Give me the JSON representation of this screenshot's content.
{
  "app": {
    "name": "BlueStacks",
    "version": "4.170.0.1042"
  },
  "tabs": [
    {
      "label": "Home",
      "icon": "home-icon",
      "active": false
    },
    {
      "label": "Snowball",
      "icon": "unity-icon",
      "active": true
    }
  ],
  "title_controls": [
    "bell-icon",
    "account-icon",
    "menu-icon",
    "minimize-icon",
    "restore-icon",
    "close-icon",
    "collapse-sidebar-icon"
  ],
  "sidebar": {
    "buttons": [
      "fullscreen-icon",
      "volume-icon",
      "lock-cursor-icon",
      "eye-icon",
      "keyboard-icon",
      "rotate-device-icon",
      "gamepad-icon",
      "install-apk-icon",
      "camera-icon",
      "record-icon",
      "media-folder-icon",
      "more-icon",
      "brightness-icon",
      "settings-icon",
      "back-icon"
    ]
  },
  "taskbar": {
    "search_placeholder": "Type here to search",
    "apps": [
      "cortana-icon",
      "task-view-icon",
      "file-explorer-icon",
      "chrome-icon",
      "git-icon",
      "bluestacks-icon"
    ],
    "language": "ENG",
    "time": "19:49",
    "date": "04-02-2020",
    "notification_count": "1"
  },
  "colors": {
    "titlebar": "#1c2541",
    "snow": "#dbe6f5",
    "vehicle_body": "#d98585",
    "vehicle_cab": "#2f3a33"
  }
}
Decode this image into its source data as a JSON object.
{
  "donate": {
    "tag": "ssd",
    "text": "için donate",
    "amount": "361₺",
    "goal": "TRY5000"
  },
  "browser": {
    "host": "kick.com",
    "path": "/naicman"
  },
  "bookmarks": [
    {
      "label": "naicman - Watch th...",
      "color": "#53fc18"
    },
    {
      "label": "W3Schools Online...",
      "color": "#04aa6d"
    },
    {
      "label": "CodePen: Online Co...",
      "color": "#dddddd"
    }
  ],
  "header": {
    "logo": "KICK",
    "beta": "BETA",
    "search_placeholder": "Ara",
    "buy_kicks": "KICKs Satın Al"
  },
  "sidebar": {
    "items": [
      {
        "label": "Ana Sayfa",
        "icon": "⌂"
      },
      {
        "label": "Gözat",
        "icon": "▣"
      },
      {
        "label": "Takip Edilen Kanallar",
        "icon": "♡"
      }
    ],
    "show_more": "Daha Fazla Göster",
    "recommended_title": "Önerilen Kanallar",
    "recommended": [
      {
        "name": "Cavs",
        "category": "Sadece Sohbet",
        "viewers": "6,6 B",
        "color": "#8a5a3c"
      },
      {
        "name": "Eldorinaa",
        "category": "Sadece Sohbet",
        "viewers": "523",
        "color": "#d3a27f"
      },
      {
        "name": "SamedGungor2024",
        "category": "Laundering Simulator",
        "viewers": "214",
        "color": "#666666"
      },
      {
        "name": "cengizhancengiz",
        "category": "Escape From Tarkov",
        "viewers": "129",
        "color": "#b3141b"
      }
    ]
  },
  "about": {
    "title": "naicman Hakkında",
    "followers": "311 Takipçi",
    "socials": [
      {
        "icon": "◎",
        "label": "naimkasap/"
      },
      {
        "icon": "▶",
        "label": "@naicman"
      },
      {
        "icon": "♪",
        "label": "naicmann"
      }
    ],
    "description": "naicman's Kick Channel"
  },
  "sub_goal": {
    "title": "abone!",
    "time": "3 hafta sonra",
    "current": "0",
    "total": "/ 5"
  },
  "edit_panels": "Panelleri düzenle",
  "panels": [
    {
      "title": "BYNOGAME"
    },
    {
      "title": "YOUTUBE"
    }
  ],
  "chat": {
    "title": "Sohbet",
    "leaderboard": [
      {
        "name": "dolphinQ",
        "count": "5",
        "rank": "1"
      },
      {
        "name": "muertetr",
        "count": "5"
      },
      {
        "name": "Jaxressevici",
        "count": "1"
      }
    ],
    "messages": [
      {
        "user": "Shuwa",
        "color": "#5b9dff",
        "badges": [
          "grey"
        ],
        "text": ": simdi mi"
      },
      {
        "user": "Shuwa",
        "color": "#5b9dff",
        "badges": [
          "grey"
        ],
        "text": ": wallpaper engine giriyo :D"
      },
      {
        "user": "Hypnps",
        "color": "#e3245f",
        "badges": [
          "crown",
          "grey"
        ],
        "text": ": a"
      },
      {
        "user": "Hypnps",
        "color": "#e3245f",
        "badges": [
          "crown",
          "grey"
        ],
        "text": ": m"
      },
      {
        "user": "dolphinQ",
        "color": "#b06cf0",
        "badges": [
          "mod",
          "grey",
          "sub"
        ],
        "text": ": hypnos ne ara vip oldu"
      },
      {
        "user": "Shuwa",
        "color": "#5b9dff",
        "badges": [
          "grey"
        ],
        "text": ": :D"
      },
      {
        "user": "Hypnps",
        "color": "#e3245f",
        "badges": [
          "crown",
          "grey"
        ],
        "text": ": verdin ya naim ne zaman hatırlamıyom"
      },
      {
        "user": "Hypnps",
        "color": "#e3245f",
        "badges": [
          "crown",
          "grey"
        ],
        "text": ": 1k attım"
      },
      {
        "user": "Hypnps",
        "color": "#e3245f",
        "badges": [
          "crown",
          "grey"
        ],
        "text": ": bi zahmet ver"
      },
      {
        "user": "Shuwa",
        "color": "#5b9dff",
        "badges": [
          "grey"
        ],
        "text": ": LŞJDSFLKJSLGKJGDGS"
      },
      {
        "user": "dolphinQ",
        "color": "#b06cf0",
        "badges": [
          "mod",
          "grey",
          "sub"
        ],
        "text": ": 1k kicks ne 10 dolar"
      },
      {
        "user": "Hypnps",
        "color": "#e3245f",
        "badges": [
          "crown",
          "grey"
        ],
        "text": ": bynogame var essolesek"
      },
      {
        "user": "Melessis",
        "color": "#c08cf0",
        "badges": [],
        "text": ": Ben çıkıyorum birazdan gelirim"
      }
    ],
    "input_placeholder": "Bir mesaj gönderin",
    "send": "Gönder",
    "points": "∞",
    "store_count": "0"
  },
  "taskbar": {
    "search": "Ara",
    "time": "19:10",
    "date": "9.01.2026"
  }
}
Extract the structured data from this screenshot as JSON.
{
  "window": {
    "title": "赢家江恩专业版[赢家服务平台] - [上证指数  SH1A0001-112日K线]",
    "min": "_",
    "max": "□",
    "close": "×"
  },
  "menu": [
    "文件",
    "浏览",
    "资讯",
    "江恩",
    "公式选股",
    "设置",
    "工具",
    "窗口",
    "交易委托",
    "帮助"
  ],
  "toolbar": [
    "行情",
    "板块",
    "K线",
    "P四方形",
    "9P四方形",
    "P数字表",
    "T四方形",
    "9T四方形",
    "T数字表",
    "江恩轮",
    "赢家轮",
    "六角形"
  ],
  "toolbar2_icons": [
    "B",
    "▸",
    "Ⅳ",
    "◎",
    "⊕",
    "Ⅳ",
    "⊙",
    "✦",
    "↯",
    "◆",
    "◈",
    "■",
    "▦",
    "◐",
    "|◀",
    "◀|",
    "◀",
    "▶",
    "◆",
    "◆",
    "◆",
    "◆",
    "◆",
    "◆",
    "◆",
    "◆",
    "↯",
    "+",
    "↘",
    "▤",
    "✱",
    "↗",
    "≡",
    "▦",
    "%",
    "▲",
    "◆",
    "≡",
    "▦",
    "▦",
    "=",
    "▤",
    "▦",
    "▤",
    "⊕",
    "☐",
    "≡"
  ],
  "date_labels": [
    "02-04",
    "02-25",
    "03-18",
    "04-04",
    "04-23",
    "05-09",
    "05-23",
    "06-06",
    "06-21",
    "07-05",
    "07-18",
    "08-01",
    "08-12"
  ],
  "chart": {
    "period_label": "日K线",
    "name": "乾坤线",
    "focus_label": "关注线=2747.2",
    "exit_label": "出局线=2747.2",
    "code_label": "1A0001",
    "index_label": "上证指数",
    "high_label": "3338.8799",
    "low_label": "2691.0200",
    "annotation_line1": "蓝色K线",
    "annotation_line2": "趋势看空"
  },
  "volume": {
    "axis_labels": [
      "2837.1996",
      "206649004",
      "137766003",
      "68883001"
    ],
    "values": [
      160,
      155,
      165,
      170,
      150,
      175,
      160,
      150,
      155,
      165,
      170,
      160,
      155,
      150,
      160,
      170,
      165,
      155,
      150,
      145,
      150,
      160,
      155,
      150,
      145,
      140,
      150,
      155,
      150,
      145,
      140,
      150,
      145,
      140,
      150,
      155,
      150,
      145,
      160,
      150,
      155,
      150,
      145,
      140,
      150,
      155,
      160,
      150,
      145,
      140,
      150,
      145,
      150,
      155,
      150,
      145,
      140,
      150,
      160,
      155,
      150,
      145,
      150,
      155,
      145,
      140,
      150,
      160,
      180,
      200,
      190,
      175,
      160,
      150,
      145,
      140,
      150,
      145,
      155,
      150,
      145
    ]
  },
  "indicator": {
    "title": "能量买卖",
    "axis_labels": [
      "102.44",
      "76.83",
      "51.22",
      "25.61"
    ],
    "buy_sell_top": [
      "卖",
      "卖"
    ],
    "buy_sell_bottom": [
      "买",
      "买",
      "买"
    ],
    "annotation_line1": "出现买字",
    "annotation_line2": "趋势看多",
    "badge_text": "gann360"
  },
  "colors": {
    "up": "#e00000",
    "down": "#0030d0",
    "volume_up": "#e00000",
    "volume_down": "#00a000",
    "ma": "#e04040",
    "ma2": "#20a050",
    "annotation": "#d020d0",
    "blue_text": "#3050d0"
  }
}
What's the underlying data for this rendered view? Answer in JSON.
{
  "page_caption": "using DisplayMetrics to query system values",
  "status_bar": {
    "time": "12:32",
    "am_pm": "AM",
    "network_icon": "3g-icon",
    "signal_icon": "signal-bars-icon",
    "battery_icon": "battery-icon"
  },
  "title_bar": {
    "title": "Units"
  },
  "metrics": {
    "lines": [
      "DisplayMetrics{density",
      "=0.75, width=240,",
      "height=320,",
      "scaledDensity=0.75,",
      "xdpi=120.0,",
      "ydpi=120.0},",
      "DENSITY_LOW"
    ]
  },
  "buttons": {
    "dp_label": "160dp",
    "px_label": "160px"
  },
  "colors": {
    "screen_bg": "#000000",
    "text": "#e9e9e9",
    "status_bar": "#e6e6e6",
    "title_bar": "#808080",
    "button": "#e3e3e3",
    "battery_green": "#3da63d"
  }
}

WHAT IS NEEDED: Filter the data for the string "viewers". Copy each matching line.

EXERCISE ANSWER:
        "viewers": "6,6 B",
        "viewers": "523",
        "viewers": "214",
        "viewers": "129",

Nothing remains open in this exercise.